== THE DATA

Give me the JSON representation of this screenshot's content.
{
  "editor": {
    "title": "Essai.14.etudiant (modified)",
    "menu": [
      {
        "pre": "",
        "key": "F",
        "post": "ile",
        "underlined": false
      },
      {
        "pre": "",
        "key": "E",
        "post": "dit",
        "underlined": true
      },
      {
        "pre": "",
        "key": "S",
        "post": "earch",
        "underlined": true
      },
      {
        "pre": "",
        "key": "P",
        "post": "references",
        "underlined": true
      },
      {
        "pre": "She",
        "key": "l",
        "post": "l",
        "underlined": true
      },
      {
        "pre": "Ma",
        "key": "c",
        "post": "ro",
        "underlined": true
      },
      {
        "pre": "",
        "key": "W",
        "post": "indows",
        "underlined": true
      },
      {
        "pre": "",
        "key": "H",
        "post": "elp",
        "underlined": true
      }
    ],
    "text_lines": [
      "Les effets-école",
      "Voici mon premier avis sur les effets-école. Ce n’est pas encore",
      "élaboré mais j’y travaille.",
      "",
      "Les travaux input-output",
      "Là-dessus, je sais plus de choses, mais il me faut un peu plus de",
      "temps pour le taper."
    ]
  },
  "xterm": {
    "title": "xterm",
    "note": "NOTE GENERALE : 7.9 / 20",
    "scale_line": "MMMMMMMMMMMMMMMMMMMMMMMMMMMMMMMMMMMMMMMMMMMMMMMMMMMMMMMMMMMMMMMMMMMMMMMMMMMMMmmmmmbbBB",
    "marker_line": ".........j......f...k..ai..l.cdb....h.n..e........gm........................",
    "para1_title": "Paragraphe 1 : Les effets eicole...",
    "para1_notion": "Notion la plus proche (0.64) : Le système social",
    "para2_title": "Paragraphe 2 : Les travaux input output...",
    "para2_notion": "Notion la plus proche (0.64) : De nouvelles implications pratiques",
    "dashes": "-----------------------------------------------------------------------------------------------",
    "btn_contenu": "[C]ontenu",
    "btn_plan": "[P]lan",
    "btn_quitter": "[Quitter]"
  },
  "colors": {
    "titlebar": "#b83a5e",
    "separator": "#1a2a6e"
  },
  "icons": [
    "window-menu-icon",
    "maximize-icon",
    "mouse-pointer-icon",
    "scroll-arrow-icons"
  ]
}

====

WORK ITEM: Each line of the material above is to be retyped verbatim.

RESPONSE:
Give me the JSON representation of this screenshot's content.
{
  "editor": {
    "title": "Essai.14.etudiant (modified)",
    "menu": [
      {
        "pre": "",
        "key": "F",
        "post": "ile",
        "underlined": false
      },
      {
        "pre": "",
        "key": "E",
        "post": "dit",
        "underlined": true
      },
      {
        "pre": "",
        "key": "S",
        "post": "earch",
        "underlined": true
      },
      {
        "pre": "",
        "key": "P",
        "post": "references",
        "underlined": true
      },
      {
        "pre": "She",
        "key": "l",
        "post": "l",
        "underlined": true
      },
      {
        "pre": "Ma",
        "key": "c",
        "post": "ro",
        "underlined": true
      },
      {
        "pre": "",
        "key": "W",
        "post": "indows",
        "underlined": true
      },
      {
        "pre": "",
        "key": "H",
        "post": "elp",
        "underlined": true
      }
    ],
    "text_lines": [
      "Les effets-école",
      "Voici mon premier avis sur les effets-école. Ce n’est pas encore",
      "élaboré mais j’y travaille.",
      "",
      "Les travaux input-output",
      "Là-dessus, je sais plus de choses, mais il me faut un peu plus de",
      "temps pour le taper."
    ]
  },
  "xterm": {
    "title": "xterm",
    "note": "NOTE GENERALE : 7.9 / 20",
    "scale_line": "MMMMMMMMMMMMMMMMMMMMMMMMMMMMMMMMMMMMMMMMMMMMMMMMMMMMMMMMMMMMMMMMMMMMMMMMMMMMMmmmmmbbBB",
    "marker_line": ".........j......f...k..ai..l.cdb....h.n..e........gm........................",
    "para1_title": "Paragraphe 1 : Les effets eicole...",
    "para1_notion": "Notion la plus proche (0.64) : Le système social",
    "para2_title": "Paragraphe 2 : Les travaux input output...",
    "para2_notion": "Notion la plus proche (0.64) : De nouvelles implications pratiques",
    "dashes": "-----------------------------------------------------------------------------------------------",
    "btn_contenu": "[C]ontenu",
    "btn_plan": "[P]lan",
    "btn_quitter": "[Quitter]"
  },
  "colors": {
    "titlebar": "#b83a5e",
    "separator": "#1a2a6e"
  },
  "icons": [
    "window-menu-icon",
    "maximize-icon",
    "mouse-pointer-icon",
    "scroll-arrow-icons"
  ]
}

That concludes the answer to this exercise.